— What to do —
Below are records; work out how many of their lines contain "this" and give only that number.

App and web page records

..........

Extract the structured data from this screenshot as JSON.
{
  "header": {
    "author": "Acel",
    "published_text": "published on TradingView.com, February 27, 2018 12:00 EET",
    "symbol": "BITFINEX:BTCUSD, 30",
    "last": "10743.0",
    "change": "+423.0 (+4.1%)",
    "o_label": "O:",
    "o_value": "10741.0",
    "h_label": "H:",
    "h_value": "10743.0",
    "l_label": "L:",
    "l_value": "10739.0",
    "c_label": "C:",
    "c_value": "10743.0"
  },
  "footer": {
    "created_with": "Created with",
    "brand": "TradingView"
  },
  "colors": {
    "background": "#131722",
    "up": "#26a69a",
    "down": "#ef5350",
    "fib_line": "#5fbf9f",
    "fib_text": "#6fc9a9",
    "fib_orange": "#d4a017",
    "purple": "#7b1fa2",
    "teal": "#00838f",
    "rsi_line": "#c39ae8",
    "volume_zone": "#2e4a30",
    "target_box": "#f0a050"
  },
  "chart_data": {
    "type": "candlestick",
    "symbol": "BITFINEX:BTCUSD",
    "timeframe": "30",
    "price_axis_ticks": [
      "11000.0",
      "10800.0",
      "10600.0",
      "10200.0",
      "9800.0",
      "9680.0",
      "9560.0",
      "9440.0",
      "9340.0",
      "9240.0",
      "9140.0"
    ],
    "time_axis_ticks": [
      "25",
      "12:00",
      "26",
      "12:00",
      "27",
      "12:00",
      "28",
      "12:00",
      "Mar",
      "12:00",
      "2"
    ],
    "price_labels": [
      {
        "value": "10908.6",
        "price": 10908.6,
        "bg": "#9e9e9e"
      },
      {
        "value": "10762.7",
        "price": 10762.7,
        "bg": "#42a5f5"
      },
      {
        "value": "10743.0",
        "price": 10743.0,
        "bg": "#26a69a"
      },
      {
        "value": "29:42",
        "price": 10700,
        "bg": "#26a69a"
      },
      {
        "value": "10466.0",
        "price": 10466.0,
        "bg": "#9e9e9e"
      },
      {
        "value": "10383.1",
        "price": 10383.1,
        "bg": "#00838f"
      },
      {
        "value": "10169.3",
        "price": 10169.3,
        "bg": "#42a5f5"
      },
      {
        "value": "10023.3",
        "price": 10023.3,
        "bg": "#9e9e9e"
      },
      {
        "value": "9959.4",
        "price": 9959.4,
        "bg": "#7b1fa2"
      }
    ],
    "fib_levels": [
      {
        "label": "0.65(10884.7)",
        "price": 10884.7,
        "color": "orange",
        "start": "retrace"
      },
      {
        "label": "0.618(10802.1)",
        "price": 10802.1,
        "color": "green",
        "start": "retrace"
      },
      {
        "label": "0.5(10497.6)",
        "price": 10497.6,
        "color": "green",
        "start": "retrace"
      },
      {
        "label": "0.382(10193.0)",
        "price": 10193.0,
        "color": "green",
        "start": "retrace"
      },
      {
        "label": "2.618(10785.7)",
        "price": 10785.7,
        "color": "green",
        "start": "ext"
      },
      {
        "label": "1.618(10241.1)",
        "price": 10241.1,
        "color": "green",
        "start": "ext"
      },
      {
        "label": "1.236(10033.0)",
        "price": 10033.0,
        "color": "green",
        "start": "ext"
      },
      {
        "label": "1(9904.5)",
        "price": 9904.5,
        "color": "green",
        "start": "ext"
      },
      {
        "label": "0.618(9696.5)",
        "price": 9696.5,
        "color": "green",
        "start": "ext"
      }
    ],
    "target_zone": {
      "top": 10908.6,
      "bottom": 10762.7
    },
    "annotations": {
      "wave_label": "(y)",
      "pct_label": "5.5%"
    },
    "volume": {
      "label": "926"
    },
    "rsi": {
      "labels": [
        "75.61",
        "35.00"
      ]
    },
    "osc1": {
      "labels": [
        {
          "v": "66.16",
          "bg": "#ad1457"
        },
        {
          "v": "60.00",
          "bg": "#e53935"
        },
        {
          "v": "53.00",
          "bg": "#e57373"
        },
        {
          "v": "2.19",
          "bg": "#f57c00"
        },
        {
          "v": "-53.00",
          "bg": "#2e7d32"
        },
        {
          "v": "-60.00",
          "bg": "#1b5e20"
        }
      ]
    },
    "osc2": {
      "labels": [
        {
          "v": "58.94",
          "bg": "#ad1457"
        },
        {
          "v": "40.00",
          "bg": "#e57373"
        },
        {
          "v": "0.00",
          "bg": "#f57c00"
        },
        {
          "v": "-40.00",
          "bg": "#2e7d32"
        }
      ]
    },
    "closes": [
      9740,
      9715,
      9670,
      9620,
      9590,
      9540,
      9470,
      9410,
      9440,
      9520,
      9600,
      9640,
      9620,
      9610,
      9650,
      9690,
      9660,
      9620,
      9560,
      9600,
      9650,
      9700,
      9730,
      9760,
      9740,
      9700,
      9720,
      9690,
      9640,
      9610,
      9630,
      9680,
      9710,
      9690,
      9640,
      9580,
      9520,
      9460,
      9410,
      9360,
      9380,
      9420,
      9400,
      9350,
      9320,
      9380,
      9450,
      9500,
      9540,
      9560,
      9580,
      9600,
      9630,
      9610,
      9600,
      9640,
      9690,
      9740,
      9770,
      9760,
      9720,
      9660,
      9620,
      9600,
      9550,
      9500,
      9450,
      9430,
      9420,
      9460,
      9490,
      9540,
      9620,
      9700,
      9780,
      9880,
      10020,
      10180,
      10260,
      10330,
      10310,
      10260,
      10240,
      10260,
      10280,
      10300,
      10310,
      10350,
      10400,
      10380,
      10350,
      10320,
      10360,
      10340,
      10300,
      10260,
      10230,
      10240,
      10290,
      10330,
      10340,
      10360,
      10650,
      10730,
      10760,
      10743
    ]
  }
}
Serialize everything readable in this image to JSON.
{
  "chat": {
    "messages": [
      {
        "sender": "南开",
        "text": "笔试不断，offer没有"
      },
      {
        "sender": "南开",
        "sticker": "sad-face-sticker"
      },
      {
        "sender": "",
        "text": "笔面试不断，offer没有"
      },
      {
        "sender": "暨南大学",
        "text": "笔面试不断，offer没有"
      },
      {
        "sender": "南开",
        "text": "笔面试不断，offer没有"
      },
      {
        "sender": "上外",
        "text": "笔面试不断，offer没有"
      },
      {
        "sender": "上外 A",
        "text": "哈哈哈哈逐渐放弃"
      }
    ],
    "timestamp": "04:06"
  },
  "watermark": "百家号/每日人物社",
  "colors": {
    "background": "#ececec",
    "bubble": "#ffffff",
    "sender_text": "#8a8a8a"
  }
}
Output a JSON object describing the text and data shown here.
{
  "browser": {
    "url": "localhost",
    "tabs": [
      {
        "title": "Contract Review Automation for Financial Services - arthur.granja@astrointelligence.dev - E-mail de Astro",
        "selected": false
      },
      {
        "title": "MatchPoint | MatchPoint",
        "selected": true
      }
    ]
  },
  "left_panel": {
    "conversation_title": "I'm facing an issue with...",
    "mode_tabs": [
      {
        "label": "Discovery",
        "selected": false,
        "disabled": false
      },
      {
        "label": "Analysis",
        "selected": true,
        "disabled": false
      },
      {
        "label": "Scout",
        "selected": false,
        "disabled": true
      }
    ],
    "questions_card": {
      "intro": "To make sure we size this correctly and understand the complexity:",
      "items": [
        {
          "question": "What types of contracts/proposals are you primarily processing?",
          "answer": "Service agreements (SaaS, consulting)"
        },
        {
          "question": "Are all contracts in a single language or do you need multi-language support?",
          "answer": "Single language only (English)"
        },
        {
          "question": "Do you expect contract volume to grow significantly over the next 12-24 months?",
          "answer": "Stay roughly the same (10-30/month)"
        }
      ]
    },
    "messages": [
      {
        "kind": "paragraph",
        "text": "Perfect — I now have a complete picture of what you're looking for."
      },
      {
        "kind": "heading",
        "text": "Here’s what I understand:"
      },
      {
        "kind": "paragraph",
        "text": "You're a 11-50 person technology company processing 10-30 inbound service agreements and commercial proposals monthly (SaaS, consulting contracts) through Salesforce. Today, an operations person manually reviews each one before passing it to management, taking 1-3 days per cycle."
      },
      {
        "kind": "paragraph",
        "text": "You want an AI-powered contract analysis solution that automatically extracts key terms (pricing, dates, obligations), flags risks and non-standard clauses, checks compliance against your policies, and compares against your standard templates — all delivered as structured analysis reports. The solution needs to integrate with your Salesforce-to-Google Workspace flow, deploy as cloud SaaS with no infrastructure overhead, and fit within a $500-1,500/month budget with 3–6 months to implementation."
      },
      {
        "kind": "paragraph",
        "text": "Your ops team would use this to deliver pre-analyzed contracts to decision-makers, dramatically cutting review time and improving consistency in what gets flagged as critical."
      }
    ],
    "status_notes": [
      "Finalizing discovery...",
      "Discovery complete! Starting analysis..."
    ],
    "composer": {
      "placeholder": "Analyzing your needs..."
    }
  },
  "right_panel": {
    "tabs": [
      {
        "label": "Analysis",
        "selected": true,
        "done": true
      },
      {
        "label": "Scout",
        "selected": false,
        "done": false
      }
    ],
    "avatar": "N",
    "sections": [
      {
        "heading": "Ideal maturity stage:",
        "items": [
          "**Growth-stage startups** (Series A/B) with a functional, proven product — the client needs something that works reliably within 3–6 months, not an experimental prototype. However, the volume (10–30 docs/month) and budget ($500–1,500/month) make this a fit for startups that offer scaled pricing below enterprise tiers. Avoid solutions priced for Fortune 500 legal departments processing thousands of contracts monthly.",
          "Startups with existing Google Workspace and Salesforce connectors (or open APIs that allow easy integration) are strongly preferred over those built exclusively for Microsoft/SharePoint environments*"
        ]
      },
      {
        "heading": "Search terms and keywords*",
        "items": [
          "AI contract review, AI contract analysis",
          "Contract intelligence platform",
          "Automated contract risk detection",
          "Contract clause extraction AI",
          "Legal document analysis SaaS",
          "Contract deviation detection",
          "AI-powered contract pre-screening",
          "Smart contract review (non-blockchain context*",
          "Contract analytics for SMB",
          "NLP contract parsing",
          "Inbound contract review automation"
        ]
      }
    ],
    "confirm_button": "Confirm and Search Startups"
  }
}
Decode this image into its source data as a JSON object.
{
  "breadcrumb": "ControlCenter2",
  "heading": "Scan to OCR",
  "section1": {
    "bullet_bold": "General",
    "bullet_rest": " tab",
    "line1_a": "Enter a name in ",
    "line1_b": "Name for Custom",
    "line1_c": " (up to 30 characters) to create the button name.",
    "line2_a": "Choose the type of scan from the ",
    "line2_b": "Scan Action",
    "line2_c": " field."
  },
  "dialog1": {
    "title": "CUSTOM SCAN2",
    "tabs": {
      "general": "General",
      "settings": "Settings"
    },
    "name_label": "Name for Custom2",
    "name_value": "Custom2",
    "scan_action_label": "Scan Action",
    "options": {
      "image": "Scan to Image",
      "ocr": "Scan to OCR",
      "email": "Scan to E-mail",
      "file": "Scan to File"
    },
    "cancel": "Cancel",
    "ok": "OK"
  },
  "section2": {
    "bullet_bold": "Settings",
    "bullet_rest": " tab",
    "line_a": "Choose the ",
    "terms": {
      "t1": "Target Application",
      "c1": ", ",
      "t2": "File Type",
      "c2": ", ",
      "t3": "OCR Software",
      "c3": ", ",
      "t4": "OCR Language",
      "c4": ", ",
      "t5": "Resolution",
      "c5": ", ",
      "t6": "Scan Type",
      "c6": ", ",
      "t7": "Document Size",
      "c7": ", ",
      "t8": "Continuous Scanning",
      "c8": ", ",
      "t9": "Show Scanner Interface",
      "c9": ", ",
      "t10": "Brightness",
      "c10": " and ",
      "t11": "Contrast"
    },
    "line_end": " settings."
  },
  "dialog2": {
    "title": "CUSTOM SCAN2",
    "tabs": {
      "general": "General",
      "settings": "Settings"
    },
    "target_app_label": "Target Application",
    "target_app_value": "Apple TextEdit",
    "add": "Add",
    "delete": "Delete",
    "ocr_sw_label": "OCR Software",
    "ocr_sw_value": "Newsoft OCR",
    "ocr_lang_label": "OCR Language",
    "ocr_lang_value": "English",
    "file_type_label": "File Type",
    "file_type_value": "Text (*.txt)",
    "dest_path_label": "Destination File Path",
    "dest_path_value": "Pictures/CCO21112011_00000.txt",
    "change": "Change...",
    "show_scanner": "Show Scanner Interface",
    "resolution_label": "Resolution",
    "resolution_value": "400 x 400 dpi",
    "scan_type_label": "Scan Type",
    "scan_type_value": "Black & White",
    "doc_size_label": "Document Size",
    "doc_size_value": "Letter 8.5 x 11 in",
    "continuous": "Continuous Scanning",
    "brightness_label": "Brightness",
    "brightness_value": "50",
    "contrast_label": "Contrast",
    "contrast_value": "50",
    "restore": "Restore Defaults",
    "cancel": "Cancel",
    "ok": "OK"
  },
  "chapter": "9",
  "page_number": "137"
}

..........

— Written answer —
6